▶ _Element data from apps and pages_
────────────────
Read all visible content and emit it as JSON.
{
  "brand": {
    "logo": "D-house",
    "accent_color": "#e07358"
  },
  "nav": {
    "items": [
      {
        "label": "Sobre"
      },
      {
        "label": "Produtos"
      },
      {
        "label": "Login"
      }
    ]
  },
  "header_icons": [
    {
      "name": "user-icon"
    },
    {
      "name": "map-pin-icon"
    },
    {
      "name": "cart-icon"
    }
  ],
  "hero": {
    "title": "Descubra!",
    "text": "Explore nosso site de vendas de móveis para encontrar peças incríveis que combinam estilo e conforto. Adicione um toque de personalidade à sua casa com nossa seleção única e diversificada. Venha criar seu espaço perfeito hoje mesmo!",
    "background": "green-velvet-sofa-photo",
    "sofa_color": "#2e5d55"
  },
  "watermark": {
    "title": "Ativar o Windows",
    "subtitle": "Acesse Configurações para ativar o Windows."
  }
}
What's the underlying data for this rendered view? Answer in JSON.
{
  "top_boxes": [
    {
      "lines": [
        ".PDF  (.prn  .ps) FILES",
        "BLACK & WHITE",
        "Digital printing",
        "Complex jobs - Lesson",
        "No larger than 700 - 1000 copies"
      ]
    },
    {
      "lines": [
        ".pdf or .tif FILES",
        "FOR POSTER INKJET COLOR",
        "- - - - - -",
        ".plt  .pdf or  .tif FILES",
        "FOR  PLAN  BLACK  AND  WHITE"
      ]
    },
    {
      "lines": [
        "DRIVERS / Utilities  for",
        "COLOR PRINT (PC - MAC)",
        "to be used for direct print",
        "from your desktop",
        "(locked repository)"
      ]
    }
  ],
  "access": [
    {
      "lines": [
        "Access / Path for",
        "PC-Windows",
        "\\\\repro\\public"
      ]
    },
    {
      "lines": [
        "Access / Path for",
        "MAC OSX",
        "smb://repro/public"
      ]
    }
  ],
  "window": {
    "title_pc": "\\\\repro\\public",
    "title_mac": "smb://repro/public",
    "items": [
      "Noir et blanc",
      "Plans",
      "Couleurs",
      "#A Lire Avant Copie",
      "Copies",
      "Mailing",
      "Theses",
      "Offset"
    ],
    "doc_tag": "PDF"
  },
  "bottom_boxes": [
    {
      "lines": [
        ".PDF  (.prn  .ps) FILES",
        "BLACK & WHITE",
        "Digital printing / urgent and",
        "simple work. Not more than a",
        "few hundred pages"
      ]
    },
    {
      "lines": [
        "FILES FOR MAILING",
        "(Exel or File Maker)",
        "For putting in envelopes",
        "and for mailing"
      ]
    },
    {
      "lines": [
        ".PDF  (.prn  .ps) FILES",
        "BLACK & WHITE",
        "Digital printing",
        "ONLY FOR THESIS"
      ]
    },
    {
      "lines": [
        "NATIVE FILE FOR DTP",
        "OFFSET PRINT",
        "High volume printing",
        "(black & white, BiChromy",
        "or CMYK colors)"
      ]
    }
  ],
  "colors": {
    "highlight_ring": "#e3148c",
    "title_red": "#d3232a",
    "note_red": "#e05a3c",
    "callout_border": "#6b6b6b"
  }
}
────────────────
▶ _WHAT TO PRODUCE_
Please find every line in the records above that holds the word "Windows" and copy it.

▶ _RESULT OF THIS TASK_
    "title": "Ativar o Windows",
    "subtitle": "Acesse Configurações para ativar o Windows."
        "PC-Windows",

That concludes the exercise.